For anyone who has spent even marginal time on blogs like Racialicious, the content of the posts are familiar. And Adichie’s ability to straight-talk renders the arguments convincing. “I had to prepare myself for sending these ideas out into the world, because I knew when I was writing it that I wasn’t following the rules,” she says, admitting that the task required some courage. “I got comments like, ‘maybe take out the blog posts,’ but I thought, no, I don’t want to. I realize there are people for whom this is not going to work, but that’s fine, because this is the book I wanted to write.”
It was written, she says, for everyone like her who wanted to read a different kind of novel on race, that wasn’t solely about race. “I wrote for women who want to see natural black hair in a novel. I wrote the book for people who leave home and want to see, in a novel, that idea of trying to figure out what home means and what going back means.”
Unlike Ifem, Adichie only spent four years in the U.S., for school, before returning home. (“It’s where I least question myself and my belonging.”) She describes herself as “a serious Naija girl,” and in certain cities in Africa she is somewhat of a celebrity. “Which,” she says, “basically means that sometimes people take my picture at the airport.” Widely read across the entire continent, her 2003 debut, Purple Hibiscus, is part of the secondary school curriculum in most of Anglophone West Africa.
“Growing up in Nigeria, writers weren’t exalted beings like they are in the West,” she says. “The Nigerian authors we read were much older, writing about realities that weren’t contemporary. Achebe, for example. Things Fall Apart, was set at the turn of the century and I thought many things in it were very exotic: why were these people eating pounded yam for breakfast?” Part of her mission, it seems, is to de-exotify Nigeria abroad, and at home. “I know that because of my work, young people see writing as something viable and I love that. I love that that’s happening, particularly with my Nigerian readership, because it’s their story I’m telling.”

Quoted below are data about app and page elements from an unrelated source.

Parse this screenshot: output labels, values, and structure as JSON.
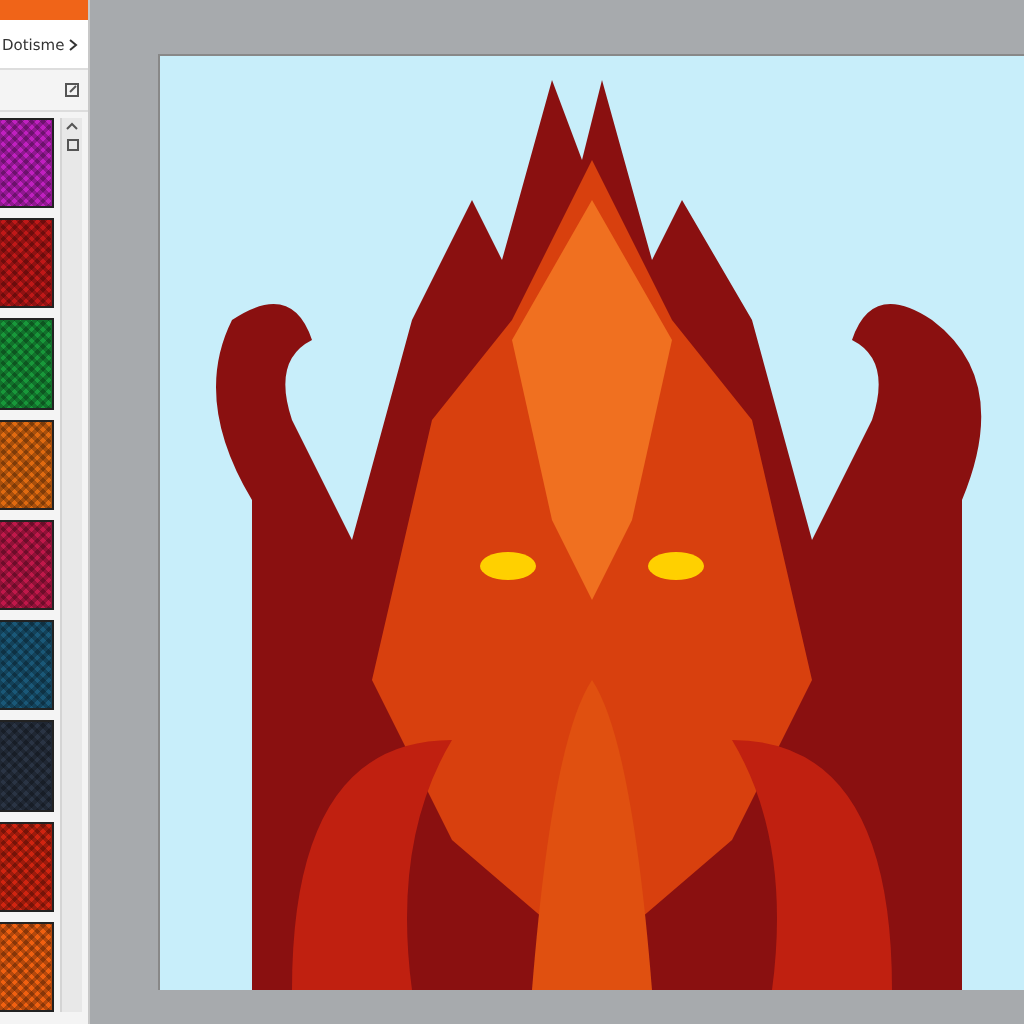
{
  "panel": {
    "title": "Dotisme",
    "swatches": [
      {
        "color": "#c020c0"
      },
      {
        "color": "#c01818"
      },
      {
        "color": "#18983a"
      },
      {
        "color": "#e06a10"
      },
      {
        "color": "#c0184a"
      },
      {
        "color": "#1a5878"
      },
      {
        "color": "#2a3444"
      },
      {
        "color": "#d02410"
      },
      {
        "color": "#f06010"
      }
    ]
  }
}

Like the late Achebe, Adichie has populist tendencies. Her self-described “old-fashioned” tastes pull her toward novels, like Middlemarch, that take a stance or vibrate on some kind of universal frequency. Both Adichie and her protagonist have a sharp disdain for experimental fiction and existential musings (Adichie pokes fun at this: “Was this what the novelists meant by ennui?” a listless Ifem wonders after a break-up). When life outside of Nigeria begins to fail Obinze, he also loses hope in literature:
He read contemporary American fiction, because he hoped to find a resonance, a shaping of his longings, a sense of the America that he had imagined himself a part of. He wanted to know about day-to-day life in America, what people ate and what consumed them, what shamed them and what attracted them, but he read novel after novel and was disappointed: nothing was grave, nothing serious, nothing urgent, and most dissolved into ironic nothingness.
Like her takedown of race, Adichie offers a social critique on the way some contemporary fiction is divorced from the lived lives of salt-of-the-earth America. “I love books that are social in the way that they engage with the real reality. Experimental fiction… you know, there’s a sort of trendiness in these stories, there’s something lazy about them,” she explains. “If you don’t know how to tell a story, suddenly you start scrawling on the wall and all of a sudden it’s the new storytelling? I don’t have the patience [for those tricks]!”